This tests single threaded performance and clock efficiency by processing digits of the number pi. Here you cann see that single threaded performance is not groundbreaking as it is beat out by the 4960X but I am very interested to see what a few BIOS updates will bring. As you can see even when overclocked the 4790K beats the 5960X so something I feel may be amiss here.
WPrime is similar to Superpi, but is multi core aware and you can set the core count. The 5960X with its 16 processing threads makes easy work of Wprime and gets us close to a run in the 2 second range on teh 32M side when overclocked.
“CINEBENCH is a real-world test suite that assesses your computer’s performance capabilities. MAXON CINEBENCH is based on MAXON’s award-winning animation software, CINEMA 4D, which is used extensively by studios and production houses worldwide for 3D content creation. MAXON software has been used in blockbuster movies such as Spider-Man, Star Wars, The Chronicles of Narnia and many more. MAXON CINEBENCH runs several tests on your computer to measure the performance of the main processor and the graphics card under real world circumstances. The benchmark application makes use of up to 16 CPUs or CPU cores and is available for Windows (32-bit and 64-Bit) and Macintosh (PPC and Intel-based). The resulting values among different operating systems are 100% comparable and therefore very useful with regard to purchasing decision-making. It can also be used as a marketing tool for hardware vendors or simply to compare hardware among colleagues or friends.”
Transcoding has become more popular now and the latest Sandy Bridge and on processors added support for AVX instruction for faster video transcoding. Here again the 5960X is proving itself to be a work horse in these heavy laoded tasks as it chews thru them and gives scores higher than we have seen come through our test bench for any consumer part to date.
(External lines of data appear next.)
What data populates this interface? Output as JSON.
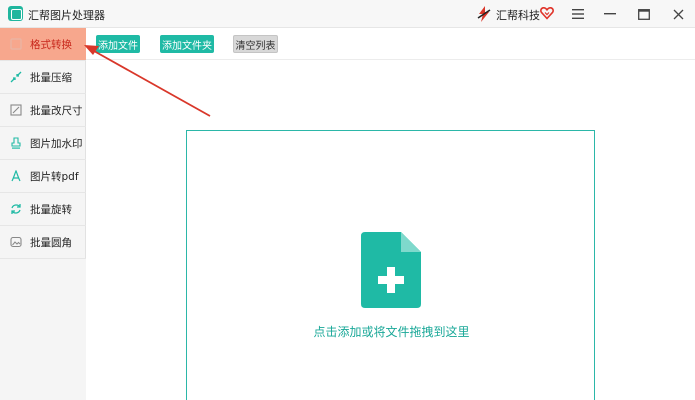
{
  "window": {
    "title": "汇帮图片处理器",
    "brand": "汇帮科技"
  },
  "sidebar": {
    "items": [
      {
        "label": "格式转换",
        "icon": "format-convert-icon",
        "active": true
      },
      {
        "label": "批量压缩",
        "icon": "compress-icon"
      },
      {
        "label": "批量改尺寸",
        "icon": "resize-icon"
      },
      {
        "label": "图片加水印",
        "icon": "watermark-icon"
      },
      {
        "label": "图片转pdf",
        "icon": "pdf-icon"
      },
      {
        "label": "批量旋转",
        "icon": "rotate-icon"
      },
      {
        "label": "批量圆角",
        "icon": "rounded-corner-icon"
      }
    ]
  },
  "toolbar": {
    "add_file": "添加文件",
    "add_folder": "添加文件夹",
    "clear_list": "清空列表"
  },
  "dropzone": {
    "text": "点击添加或将文件拖拽到这里"
  },
  "colors": {
    "accent": "#1fbaa5",
    "active_bg": "#f7a78d",
    "active_text": "#c8281c",
    "arrow": "#d9372a"
  }
}
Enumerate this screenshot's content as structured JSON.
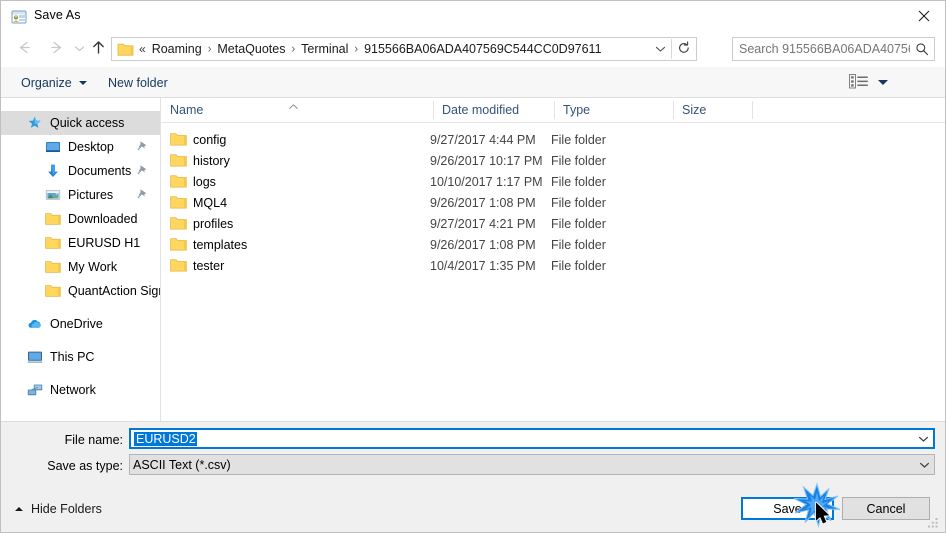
{
  "window": {
    "title": "Save As",
    "title_icon": "save-as-app-icon",
    "close_icon": "close-icon"
  },
  "navigation": {
    "back_icon": "arrow-left-icon",
    "forward_icon": "arrow-right-icon",
    "recent_icon": "chevron-down-icon",
    "up_icon": "arrow-up-icon",
    "address": {
      "folder_icon": "folder-icon",
      "separator_prefix": "«",
      "crumbs": [
        "Roaming",
        "MetaQuotes",
        "Terminal",
        "915566BA06ADA407569C544CC0D97611"
      ],
      "separator": "›",
      "dropdown_icon": "chevron-down-icon",
      "refresh_icon": "refresh-icon"
    },
    "search": {
      "placeholder": "Search 915566BA06ADA40756...",
      "icon": "search-icon"
    }
  },
  "commandbar": {
    "organize_label": "Organize",
    "new_folder_label": "New folder",
    "view_icon": "view-layout-icon",
    "view_caret_icon": "chevron-down-icon",
    "help_icon": "help-question-icon"
  },
  "sidebar": {
    "items": [
      {
        "label": "Quick access",
        "icon": "star-pin-icon",
        "level": 0,
        "selected": true,
        "pinned": false
      },
      {
        "label": "Desktop",
        "icon": "desktop-monitor-icon",
        "level": 1,
        "selected": false,
        "pinned": true
      },
      {
        "label": "Documents",
        "icon": "documents-arrow-icon",
        "level": 1,
        "selected": false,
        "pinned": true
      },
      {
        "label": "Pictures",
        "icon": "pictures-image-icon",
        "level": 1,
        "selected": false,
        "pinned": true
      },
      {
        "label": "Downloaded",
        "icon": "folder-icon",
        "level": 1,
        "selected": false,
        "pinned": false
      },
      {
        "label": "EURUSD H1",
        "icon": "folder-icon",
        "level": 1,
        "selected": false,
        "pinned": false
      },
      {
        "label": "My Work",
        "icon": "folder-icon",
        "level": 1,
        "selected": false,
        "pinned": false
      },
      {
        "label": "QuantAction Signal",
        "icon": "folder-icon",
        "level": 1,
        "selected": false,
        "pinned": false
      },
      {
        "label": "OneDrive",
        "icon": "onedrive-cloud-icon",
        "level": 0,
        "selected": false,
        "pinned": false,
        "gap_before": true
      },
      {
        "label": "This PC",
        "icon": "this-pc-monitor-icon",
        "level": 0,
        "selected": false,
        "pinned": false,
        "gap_before": true
      },
      {
        "label": "Network",
        "icon": "network-icon",
        "level": 0,
        "selected": false,
        "pinned": false,
        "gap_before": true
      }
    ]
  },
  "filelist": {
    "columns": [
      {
        "label": "Name",
        "sorted": "asc"
      },
      {
        "label": "Date modified",
        "sorted": ""
      },
      {
        "label": "Type",
        "sorted": ""
      },
      {
        "label": "Size",
        "sorted": ""
      }
    ],
    "rows": [
      {
        "name": "config",
        "date": "9/27/2017 4:44 PM",
        "type": "File folder",
        "size": "",
        "icon": "folder-icon"
      },
      {
        "name": "history",
        "date": "9/26/2017 10:17 PM",
        "type": "File folder",
        "size": "",
        "icon": "folder-icon"
      },
      {
        "name": "logs",
        "date": "10/10/2017 1:17 PM",
        "type": "File folder",
        "size": "",
        "icon": "folder-icon"
      },
      {
        "name": "MQL4",
        "date": "9/26/2017 1:08 PM",
        "type": "File folder",
        "size": "",
        "icon": "folder-icon"
      },
      {
        "name": "profiles",
        "date": "9/27/2017 4:21 PM",
        "type": "File folder",
        "size": "",
        "icon": "folder-icon"
      },
      {
        "name": "templates",
        "date": "9/26/2017 1:08 PM",
        "type": "File folder",
        "size": "",
        "icon": "folder-icon"
      },
      {
        "name": "tester",
        "date": "10/4/2017 1:35 PM",
        "type": "File folder",
        "size": "",
        "icon": "folder-icon"
      }
    ]
  },
  "form": {
    "filename_label": "File name:",
    "filename_value": "EURUSD2",
    "filename_selected": true,
    "savetype_label": "Save as type:",
    "savetype_value": "ASCII Text (*.csv)",
    "dropdown_icon": "chevron-down-icon"
  },
  "footer": {
    "hide_folders_label": "Hide Folders",
    "hide_folders_icon": "chevron-up-icon",
    "save_label": "Save",
    "cancel_label": "Cancel",
    "resize_grip_icon": "resize-grip-icon",
    "cursor_icon": "mouse-cursor-arrow-icon",
    "click_indicator_icon": "click-burst-icon"
  },
  "colors": {
    "accent": "#0078d7",
    "folder_yellow": "#ffd75e",
    "header_text": "#34537a",
    "command_text": "#14375e",
    "selection_gray": "#dcdcdc"
  }
}
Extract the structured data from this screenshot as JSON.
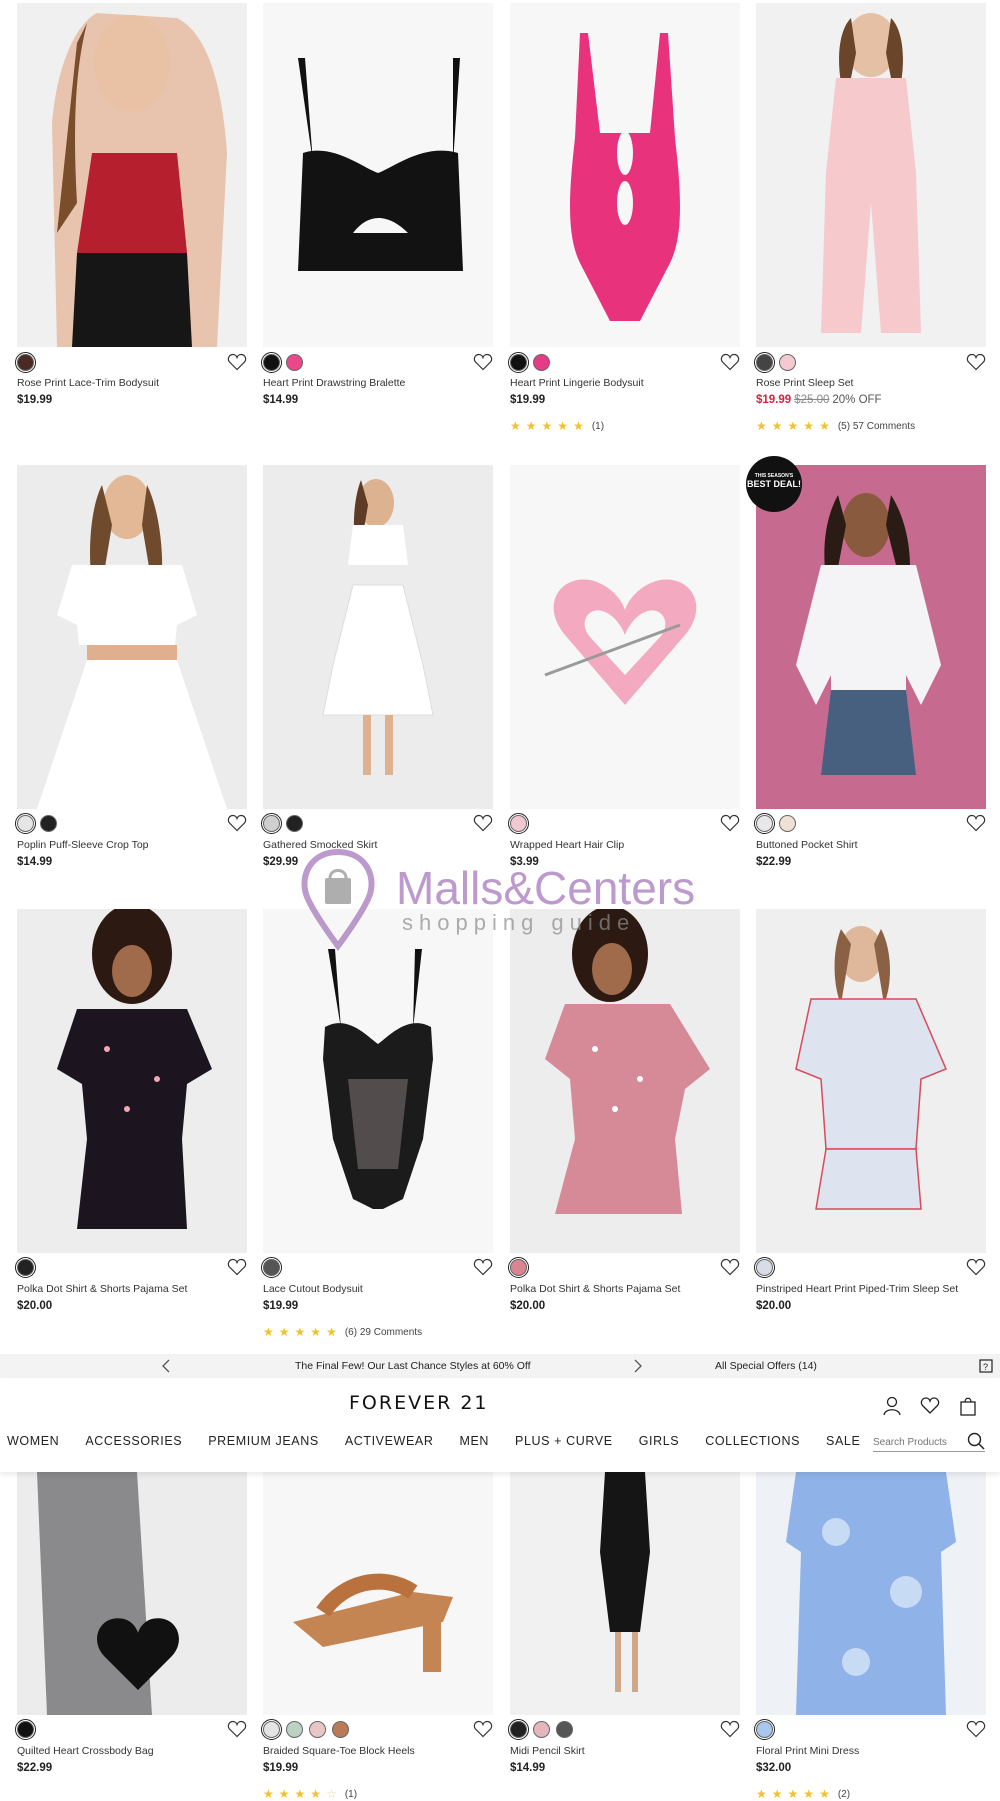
{
  "products": [
    {
      "name": "Rose Print Lace-Trim Bodysuit",
      "price": "$19.99",
      "swatches": [
        "#4a2a25"
      ],
      "img": "bodysuit-rose"
    },
    {
      "name": "Heart Print Drawstring Bralette",
      "price": "$14.99",
      "swatches": [
        "#111111",
        "#e9488a"
      ],
      "img": "bralette-black"
    },
    {
      "name": "Heart Print Lingerie Bodysuit",
      "price": "$19.99",
      "swatches": [
        "#111111",
        "#e63b86"
      ],
      "rating": "(1)",
      "stars": 5,
      "img": "bodysuit-pink"
    },
    {
      "name": "Rose Print Sleep Set",
      "price_sale": "$19.99",
      "price_orig": "$25.00",
      "price_off": "20% OFF",
      "swatches": [
        "#444444",
        "#f4c9cf"
      ],
      "rating": "(5) 57 Comments",
      "stars": 5,
      "img": "sleepset-rose"
    },
    {
      "name": "Poplin Puff-Sleeve Crop Top",
      "price": "$14.99",
      "swatches": [
        "#e5e5e5",
        "#222222"
      ],
      "img": "crop-white"
    },
    {
      "name": "Gathered Smocked Skirt",
      "price": "$29.99",
      "swatches": [
        "#cfcfcf",
        "#222222"
      ],
      "img": "skirt-white"
    },
    {
      "name": "Wrapped Heart Hair Clip",
      "price": "$3.99",
      "swatches": [
        "#f2c7cf"
      ],
      "img": "hairclip"
    },
    {
      "name": "Buttoned Pocket Shirt",
      "price": "$22.99",
      "swatches": [
        "#e8e8ec",
        "#efe1d4"
      ],
      "img": "shirt-white",
      "badge_top": "THIS SEASON'S",
      "badge_main": "BEST DEAL!"
    },
    {
      "name": "Polka Dot Shirt & Shorts Pajama Set",
      "price": "$20.00",
      "swatches": [
        "#222222"
      ],
      "img": "pj-black"
    },
    {
      "name": "Lace Cutout Bodysuit",
      "price": "$19.99",
      "swatches": [
        "#555555"
      ],
      "rating": "(6) 29 Comments",
      "stars": 4.5,
      "img": "lace-black"
    },
    {
      "name": "Polka Dot Shirt & Shorts Pajama Set",
      "price": "$20.00",
      "swatches": [
        "#d98592"
      ],
      "img": "pj-pink"
    },
    {
      "name": "Pinstriped Heart Print Piped-Trim Sleep Set",
      "price": "$20.00",
      "swatches": [
        "#d8dce6"
      ],
      "img": "pj-stripe"
    },
    {
      "name": "Quilted Heart Crossbody Bag",
      "price": "$22.99",
      "swatches": [
        "#111111"
      ],
      "img": "heartbag"
    },
    {
      "name": "Braided Square-Toe Block Heels",
      "price": "$19.99",
      "swatches": [
        "#e4e4e4",
        "#b9d2c2",
        "#e9c6c6",
        "#b97b55"
      ],
      "rating": "(1)",
      "stars": 4,
      "img": "heels"
    },
    {
      "name": "Midi Pencil Skirt",
      "price": "$14.99",
      "swatches": [
        "#222222",
        "#e4b5bd",
        "#555555"
      ],
      "img": "pencilskirt"
    },
    {
      "name": "Floral Print Mini Dress",
      "price": "$32.00",
      "swatches": [
        "#a9c7ee"
      ],
      "rating": "(2)",
      "stars": 4.5,
      "img": "floraldress"
    }
  ],
  "promo": {
    "text": "The Final Few! Our Last Chance Styles at 60% Off",
    "offers": "All Special Offers (14)"
  },
  "header": {
    "logo": "FOREVER 21",
    "menu": [
      "WOMEN",
      "ACCESSORIES",
      "PREMIUM JEANS",
      "ACTIVEWEAR",
      "MEN",
      "PLUS + CURVE",
      "GIRLS",
      "COLLECTIONS",
      "SALE"
    ],
    "search_placeholder": "Search Products"
  },
  "watermark": {
    "brand": "Malls&Centers",
    "tagline": "shopping guide"
  }
}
TrueCrypt is a real world application that gives a good indication of the true performance of our latest processor. The AES capability helps push the performance higher in the encryption performance and the super high core count with overclock added gives us out first double digit result in truecrypt on a consumer part. as you can see the outgoing 4960X is easily beaten by 2GB/s stock vs stock which is a huge performance increase.
Unigine Heaven 4.0
Unigine Heaven is a benchmark program based on Unigine Corp’s latest engine, Unigine. The engine features DirectX 11, Hardware tessellation, DirectCompute, and Shader Model 5.0. All of these new technologies combined with the ability to run each card through the same exact test means this benchmark should be in our arsenal for a long time.
Unigine Heaven on a discrete GTX 780 sees very similar performance as the 3.0 PCIe bus simply moves more than enough data at great efficiency that there is really no major advantage from extra threads here. The thread count and even overclock does little to help here as its simply outguunned by the gamers dream 4790K chip.
Metro 2033 shows that the minimum FPS is quite low but that could be a bug that disappears as the platform matures. overall the average FPS holds well in the range of the others
Batman Arkham City
Batman Arkham City has been a staple of our benchmarking suite and its simply because its a fun game to play, its popular and offers many excellent technologies which puts a system to work. Here you can see that at stock the 4790K beats the average FPS against the X99 but when overclocked the X99 can pull ahead some but by the same token im sure the 4790K when overclocked could pull away some as well.
Sniper Elite V2
The Sniper Elite V2 shows similar scaling across the board offering well over playable FPS results but the X99 does not jump ahead in any way.